<<<<
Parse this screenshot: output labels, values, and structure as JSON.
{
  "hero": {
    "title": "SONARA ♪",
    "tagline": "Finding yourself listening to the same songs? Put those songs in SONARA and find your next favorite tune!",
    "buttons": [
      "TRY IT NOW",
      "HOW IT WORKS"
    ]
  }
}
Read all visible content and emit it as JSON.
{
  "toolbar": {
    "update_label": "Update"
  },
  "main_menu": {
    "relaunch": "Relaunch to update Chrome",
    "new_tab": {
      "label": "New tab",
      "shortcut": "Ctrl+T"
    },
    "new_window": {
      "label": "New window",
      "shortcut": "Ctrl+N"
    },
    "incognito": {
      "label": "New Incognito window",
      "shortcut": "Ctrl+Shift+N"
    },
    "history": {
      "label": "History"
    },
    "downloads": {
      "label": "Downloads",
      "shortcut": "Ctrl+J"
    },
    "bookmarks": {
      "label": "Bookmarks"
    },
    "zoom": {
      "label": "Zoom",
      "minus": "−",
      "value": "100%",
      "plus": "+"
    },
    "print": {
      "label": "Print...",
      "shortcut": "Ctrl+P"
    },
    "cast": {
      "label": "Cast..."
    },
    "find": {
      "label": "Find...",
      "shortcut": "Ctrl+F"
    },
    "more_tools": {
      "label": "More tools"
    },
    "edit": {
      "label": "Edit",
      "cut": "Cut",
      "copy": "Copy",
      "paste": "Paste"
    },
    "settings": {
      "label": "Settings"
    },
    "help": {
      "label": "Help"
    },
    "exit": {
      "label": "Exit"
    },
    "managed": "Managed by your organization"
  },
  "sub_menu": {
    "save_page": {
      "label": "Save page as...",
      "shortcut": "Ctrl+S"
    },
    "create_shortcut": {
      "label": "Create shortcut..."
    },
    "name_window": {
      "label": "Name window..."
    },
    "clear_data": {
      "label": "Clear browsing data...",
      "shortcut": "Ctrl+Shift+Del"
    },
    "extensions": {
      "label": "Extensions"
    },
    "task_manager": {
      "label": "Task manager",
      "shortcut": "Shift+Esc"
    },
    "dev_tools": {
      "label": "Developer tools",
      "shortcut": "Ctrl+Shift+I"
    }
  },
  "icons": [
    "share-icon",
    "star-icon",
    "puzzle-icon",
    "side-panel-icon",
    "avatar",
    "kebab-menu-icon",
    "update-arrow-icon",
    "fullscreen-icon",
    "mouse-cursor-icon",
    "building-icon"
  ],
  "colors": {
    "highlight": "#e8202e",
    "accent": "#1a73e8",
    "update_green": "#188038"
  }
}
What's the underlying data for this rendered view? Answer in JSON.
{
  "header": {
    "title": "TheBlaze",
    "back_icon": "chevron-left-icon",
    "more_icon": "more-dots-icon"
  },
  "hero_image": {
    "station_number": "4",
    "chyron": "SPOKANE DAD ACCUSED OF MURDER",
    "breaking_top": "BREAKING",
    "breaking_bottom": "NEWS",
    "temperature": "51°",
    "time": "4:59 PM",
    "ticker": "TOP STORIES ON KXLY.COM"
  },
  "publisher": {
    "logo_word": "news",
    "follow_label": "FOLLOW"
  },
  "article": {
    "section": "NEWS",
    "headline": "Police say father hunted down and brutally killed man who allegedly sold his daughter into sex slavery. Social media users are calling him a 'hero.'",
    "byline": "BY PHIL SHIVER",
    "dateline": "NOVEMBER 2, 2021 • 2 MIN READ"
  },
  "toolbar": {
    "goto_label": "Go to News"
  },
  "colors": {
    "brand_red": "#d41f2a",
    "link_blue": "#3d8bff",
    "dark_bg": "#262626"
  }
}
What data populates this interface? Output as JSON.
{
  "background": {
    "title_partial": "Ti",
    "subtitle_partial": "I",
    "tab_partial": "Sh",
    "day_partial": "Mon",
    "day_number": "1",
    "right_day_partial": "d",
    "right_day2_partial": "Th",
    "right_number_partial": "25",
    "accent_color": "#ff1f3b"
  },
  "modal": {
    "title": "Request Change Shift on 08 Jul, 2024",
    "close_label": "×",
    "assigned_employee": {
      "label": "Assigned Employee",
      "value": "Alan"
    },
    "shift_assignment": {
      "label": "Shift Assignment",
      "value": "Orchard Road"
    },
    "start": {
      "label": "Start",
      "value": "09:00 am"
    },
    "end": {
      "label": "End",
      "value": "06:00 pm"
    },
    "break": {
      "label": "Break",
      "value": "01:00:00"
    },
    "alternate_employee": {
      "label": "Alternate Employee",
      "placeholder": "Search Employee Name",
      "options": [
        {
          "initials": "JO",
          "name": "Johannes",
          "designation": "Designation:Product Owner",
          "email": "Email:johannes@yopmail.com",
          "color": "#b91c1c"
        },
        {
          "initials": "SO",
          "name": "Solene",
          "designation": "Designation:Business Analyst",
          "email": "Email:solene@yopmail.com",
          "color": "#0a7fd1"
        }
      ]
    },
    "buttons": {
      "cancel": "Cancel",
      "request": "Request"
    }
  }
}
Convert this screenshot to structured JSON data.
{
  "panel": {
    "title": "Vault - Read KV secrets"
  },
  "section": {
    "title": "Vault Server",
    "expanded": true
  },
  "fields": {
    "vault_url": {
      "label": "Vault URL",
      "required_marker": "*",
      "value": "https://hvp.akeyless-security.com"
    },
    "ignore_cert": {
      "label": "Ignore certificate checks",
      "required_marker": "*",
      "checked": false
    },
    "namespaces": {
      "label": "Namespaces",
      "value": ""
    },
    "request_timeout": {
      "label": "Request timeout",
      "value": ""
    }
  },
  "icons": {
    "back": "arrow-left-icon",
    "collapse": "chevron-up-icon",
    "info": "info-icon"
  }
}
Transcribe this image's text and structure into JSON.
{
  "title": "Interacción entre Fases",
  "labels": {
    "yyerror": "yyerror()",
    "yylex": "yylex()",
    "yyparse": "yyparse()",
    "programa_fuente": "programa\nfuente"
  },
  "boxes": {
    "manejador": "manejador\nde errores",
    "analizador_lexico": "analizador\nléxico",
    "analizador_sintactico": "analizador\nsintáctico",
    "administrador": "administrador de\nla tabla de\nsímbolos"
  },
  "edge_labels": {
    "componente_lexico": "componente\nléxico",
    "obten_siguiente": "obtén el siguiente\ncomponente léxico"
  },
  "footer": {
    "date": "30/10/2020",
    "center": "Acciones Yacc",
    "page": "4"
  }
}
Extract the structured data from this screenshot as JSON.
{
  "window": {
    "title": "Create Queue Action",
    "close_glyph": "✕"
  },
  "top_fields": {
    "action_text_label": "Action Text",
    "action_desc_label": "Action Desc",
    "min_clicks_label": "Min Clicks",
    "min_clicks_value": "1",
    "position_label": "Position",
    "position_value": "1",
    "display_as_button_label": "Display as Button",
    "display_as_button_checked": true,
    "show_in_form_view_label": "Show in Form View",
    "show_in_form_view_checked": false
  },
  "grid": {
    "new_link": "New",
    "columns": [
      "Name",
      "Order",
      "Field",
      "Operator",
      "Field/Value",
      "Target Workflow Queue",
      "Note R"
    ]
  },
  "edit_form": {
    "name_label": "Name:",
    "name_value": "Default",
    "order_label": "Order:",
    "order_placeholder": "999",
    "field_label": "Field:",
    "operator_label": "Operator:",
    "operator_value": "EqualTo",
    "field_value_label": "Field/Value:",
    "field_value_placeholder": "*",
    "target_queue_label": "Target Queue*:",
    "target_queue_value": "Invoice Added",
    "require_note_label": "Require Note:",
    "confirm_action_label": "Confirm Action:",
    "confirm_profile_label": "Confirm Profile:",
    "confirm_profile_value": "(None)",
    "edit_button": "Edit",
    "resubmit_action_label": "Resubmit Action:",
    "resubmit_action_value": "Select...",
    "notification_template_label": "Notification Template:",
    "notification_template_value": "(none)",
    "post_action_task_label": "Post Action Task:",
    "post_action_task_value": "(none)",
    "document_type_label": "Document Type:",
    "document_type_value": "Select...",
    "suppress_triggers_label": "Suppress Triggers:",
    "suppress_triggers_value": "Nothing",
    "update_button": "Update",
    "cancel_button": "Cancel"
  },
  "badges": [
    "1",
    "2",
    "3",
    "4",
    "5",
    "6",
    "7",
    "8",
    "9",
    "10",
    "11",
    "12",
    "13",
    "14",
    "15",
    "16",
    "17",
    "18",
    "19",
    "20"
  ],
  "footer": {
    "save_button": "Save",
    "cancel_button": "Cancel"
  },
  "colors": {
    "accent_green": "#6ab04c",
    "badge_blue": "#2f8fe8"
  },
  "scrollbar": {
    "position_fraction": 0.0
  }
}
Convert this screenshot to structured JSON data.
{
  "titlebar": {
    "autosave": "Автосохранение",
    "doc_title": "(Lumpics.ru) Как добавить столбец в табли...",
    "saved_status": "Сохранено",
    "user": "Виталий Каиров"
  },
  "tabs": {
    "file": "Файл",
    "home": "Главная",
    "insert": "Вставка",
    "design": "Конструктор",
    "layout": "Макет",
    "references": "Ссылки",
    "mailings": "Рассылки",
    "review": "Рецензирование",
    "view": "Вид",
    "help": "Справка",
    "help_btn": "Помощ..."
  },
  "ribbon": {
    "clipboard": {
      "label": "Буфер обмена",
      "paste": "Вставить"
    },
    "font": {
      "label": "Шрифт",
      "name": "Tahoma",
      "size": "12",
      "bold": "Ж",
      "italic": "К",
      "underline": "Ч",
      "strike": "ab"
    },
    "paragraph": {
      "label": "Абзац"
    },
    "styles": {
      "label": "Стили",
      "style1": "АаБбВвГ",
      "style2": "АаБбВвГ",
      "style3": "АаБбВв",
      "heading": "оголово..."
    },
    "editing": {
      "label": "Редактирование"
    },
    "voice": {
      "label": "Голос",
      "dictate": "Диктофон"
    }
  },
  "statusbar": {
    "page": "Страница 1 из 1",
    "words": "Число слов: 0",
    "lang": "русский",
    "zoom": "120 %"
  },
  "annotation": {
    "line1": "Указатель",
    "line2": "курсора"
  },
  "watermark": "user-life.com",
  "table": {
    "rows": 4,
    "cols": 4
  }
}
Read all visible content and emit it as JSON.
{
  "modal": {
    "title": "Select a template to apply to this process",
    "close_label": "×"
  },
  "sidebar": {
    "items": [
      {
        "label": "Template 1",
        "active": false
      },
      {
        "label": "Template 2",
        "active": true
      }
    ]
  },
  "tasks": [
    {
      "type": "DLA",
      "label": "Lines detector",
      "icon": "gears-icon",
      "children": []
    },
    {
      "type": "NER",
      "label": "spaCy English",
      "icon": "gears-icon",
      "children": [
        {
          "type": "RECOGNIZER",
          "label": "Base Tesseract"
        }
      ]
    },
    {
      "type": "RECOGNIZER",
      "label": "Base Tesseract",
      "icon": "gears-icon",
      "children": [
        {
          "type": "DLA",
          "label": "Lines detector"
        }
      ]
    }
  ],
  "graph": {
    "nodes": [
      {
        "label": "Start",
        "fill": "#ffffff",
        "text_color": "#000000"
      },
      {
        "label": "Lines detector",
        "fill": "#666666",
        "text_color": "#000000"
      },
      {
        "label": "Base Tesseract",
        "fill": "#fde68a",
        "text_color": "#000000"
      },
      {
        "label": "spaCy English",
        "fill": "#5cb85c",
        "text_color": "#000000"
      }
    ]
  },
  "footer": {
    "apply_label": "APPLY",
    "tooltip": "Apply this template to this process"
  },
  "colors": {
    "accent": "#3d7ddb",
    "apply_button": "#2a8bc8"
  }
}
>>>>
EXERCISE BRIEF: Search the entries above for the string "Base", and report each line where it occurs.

TASK RESPONSE:
          "label": "Base Tesseract"
      "label": "Base Tesseract",
        "label": "Base Tesseract",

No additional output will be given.